BEULAH — Michigan honey production grew 12.4 percent in 2013, but those rosy numbers resulted from a tough 2012 season, said Nathon Lane of Sleeping Bear Farms.
“The year prior was devastated by the drought,” he said. “The honey crop in the entire country was in a state of emergency for that year. You hoped there was no place to go but up from there.”
Michigan honey producers made 4.68 million pounds of honey in 2013, compared to 4.33 million in 2012 and 4.74 million in 2011. A severe drought in 2012 meant fewer plants bloomed for bees to gather nectar.
Honey prices were up by 10 cents in 2013, which Lane also attributes to low production in 2012 because farmers ran out of honey in the early summer before they could catch up with the 2013 harvest.
“When we got into those months of summer when we’re still operating on the prior year’s honey harvest, everybody around the country that was so impacted by the drought started running out,” Lane said.
Trouble with bee health and a decline in bee populations, possibly resulting from pesticide use, lack of crop diversity, parasites and more, also means beekeepers must focus on building hives rather than making honey.

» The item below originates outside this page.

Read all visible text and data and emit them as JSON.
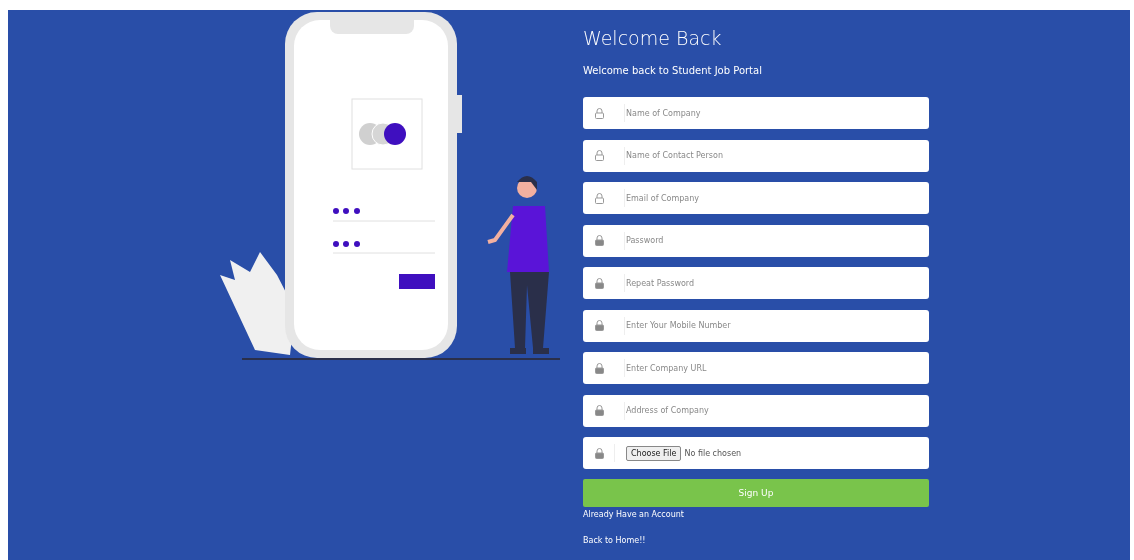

“Sick bees don’t make as much honey as healthy bees in the first place,” Lane said. “If all the beekeepers are spending their time building up the bees, that’s going to affect the honey production flow.”